Our next meeting is March 8th instead of the typical third Saturday of the month. (I could not get the looped room scheduled on our regular day.) Our topic is Hearing Loss Books. In the first half of the meeting Susan Chilton will tell us what to look for in self-help books and how to use them. There will be a break with refreshments then we will continue the meeting with some of us reviewing the hearing loss books we’ve read. If you have a favorite hearing loss book, bring it along for discussion. We will also be passing out a list of books related to hearing loss. We hope to see you there.
Month: February 2014
CART Makes Legislature Accessible
By Chelle George
A few weeks the Sanderson Center for the Deaf and Hard of Hearing put out a call for people to come to the state capitol for a show of support for their services and programs. They mentioned they had interpreters available. I’m learning sign language slowly but I’m not near good enough to understand through an interpreter so I asked if they had CART available. There was a day of scrambling but they pulled it together for me.
The session started at 2:00 and the center’s CART person, Julia, also works at the University wouldn’t be out of her class until 2:30. That’s okay because I like Julia plus knowing in advance helps and what I was mostly there for was a show of support. They decided remote CART would be the fastest solution instead of her traveling to the Capitol eating up more time. The Sanderson Center went into gear contacting the legislature to find out about live streaming and wi-fi. They came up with a link for Julia to listen to the session so she could do the CART notes miles away at the University. Then she sent us a link for us to go online and read her notes.
At the legislature, we had seats reserved up front for a good view of the two interpreters and the senators and house reps. Someone came in to make sure we were properly hooked up to the wi-fi. The director of the center had her iPad and I had my iPhone. The session started.
I spent the first half hour observing the proceedings and watching the interpreters to see how much I might catch from them. Like my hearing, I only catch a few words here and there. The senators and house reps were behind big desks and computer monitors so only the tops of their heads were in view. Lip reading wasn’t an option. The guest speakers sat facing toward the desks so again, no lip reading possible from the person who had the floor either. I didn’t understand much so I read my email and the handouts instead. So The first half hour didn’t have much to do with our center luckily.
I kept checking my phone to see if CART had started. Julia and were in touch via Facebook chat and around 2:30 she asked if there wasn’t anything coming though. No. (A moment of panic from me and I’m sure her too.) There was a small glitch but she fixed it and had it going by 2:45.
Now I had captions to the proceedings and it totally thrilled me. In fact, I was a CART hog. I held the iPad (sitting between two other hard of hearing people) watching the captions and had it set up on my phone as well because it was there and available. I watched both screens and kept them going. I can’t tell you how much CART makes me feel included and involved.

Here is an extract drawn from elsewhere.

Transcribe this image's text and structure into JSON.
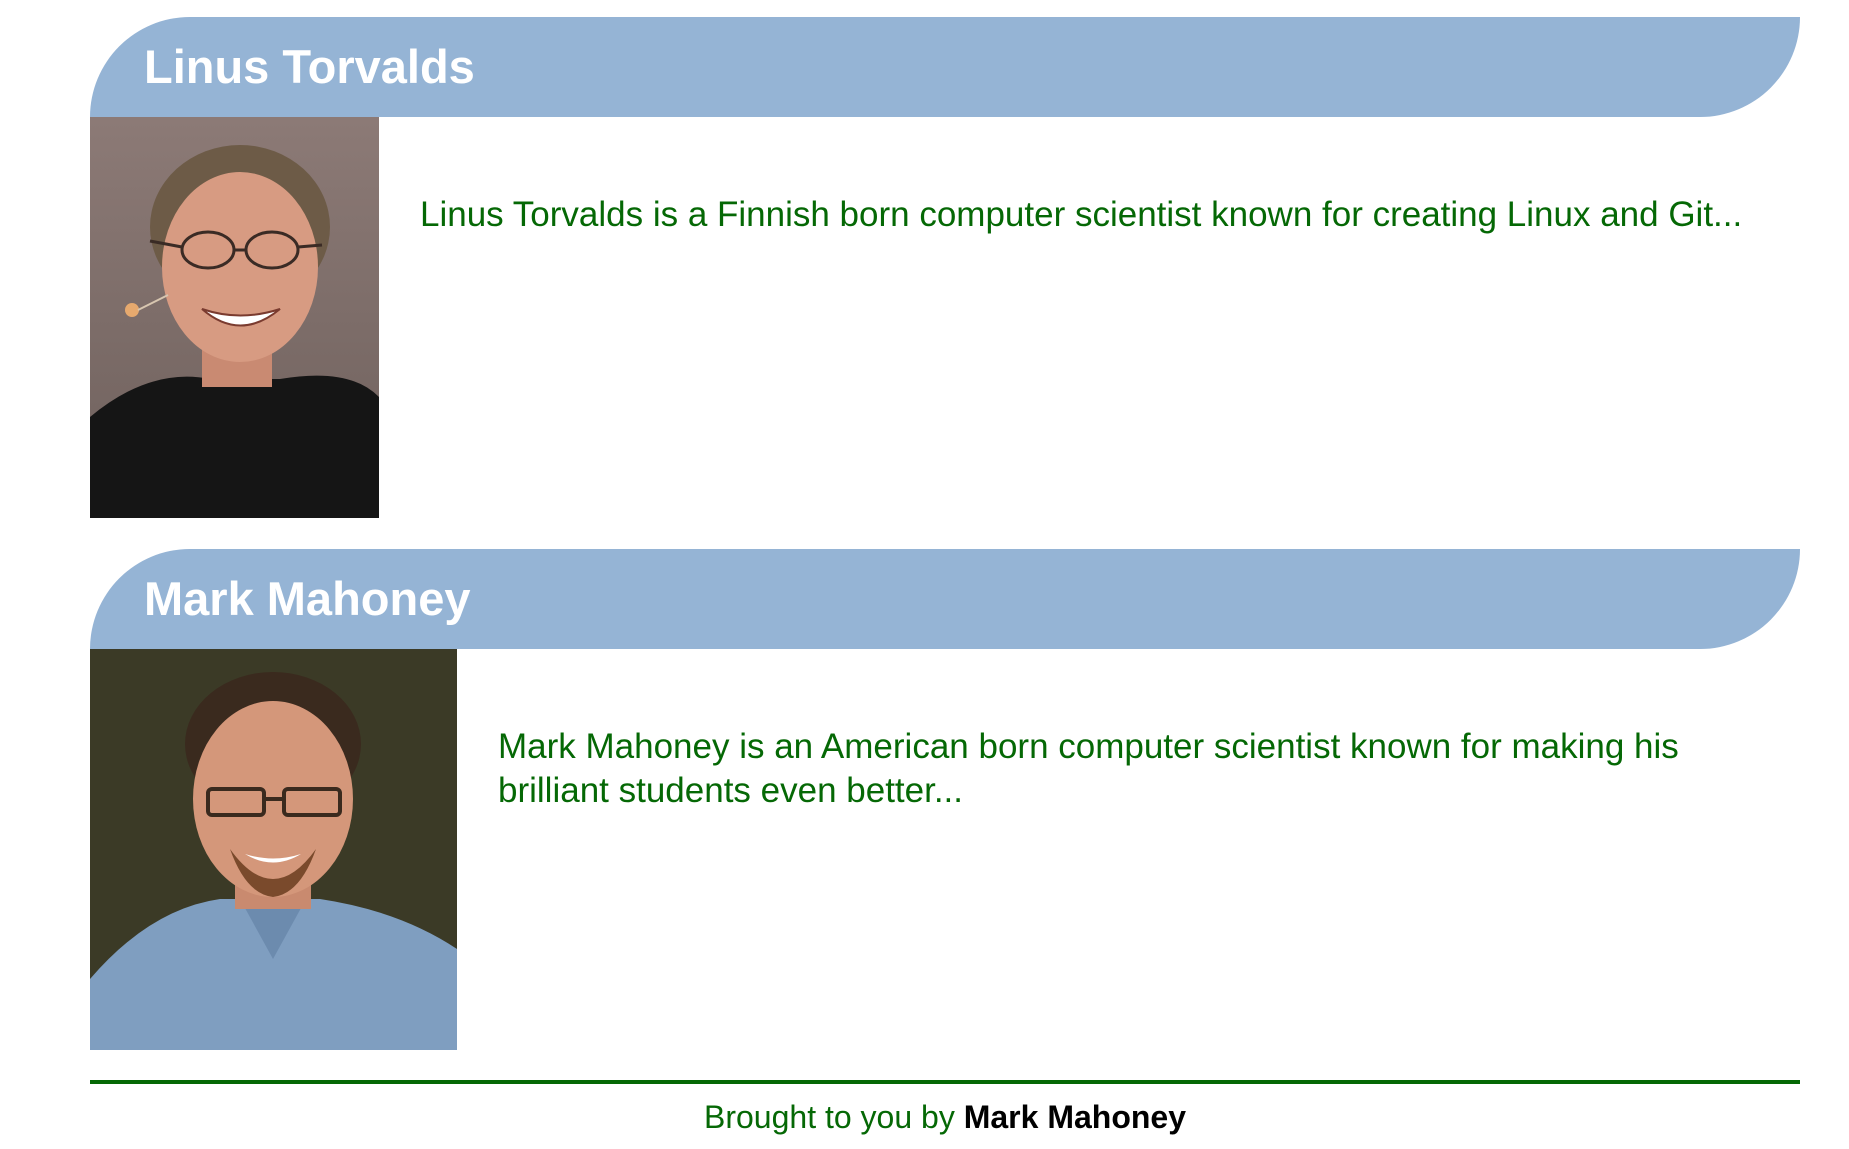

Other people’s hearing ability amazes me. Julia knows when someone different starts talking and she drops a line with a header saying ‘speaker.’ (If she knows people, she adds their name but here she’s typing blind.) I suppose that’s normal for everyone but it blows me away. She’s listening to this from the University and knows when it’s someone different talking. Me? I can’t tell and I’m in the room where they are talking. Often I’d look up from the captions to find out who was speaking and it took several seconds for me to locate whose mouth was moving or head bobbing if they were looking down.
A man had the floor and gave an acronym his agency had adopted. A rep spoke up saying, “Thank you for yet another acronym.” His comment was delayed in the captions (there’s always a few seconds delay) so I didn’t understand the laughter right away but when it showed up on my captions, I smiled too. That sure beats the many, many times in my life where I sat quietly not understanding while others laughed around me. This time I got it and I don’t care if I’m a few seconds behind everyone else. Another round of laughter came up later about extra funds not being spent because it’s like extra money in your checking account you can’t spend…because it’s your wife’s money. It’s incredibly nice to included via captions.
At the end of the session on Friday, one of the house speakers thanked us for coming and thanked the two sign language interpreters for being there. There I sat with invisible accommodation and Julia’s hard work unnoticed except by me and two others who were very grateful for her service. This was my first legislature experience and it was only possible with CART. Without it, it would be nothing to me, sitting in a room with a bunch of people. With it, I felt a part of it and it enriched the whole experience. Instead of an outside observer, I was a witness.
A great big thanks to Julia for making it possible for me to understand. And I’m so happy to be alive with today’s technology.